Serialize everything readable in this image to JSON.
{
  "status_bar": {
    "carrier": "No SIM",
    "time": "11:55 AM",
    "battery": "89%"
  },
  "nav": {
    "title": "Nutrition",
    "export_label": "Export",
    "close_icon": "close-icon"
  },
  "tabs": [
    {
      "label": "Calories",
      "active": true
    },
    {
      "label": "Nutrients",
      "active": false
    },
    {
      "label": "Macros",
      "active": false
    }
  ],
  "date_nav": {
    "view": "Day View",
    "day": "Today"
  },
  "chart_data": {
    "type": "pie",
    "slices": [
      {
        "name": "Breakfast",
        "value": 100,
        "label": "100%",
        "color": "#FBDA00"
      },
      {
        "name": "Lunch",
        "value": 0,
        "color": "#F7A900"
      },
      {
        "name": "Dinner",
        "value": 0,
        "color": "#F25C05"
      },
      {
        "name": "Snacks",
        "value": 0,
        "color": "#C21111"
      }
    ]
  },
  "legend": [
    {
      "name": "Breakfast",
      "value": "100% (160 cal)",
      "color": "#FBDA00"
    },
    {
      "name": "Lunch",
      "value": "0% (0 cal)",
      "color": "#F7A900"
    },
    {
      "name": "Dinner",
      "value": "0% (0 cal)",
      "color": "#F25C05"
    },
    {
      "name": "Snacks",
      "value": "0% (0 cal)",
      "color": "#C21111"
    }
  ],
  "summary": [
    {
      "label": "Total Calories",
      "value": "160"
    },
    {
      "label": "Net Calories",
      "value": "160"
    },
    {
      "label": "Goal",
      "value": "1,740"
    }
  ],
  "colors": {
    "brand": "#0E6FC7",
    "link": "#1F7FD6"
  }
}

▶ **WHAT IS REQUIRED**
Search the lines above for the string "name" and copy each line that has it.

▶ **SOLUTION**
        "name": "Breakfast",
        "name": "Lunch",
        "name": "Dinner",
        "name": "Snacks",
      "name": "Breakfast",
      "name": "Lunch",
      "name": "Dinner",
      "name": "Snacks",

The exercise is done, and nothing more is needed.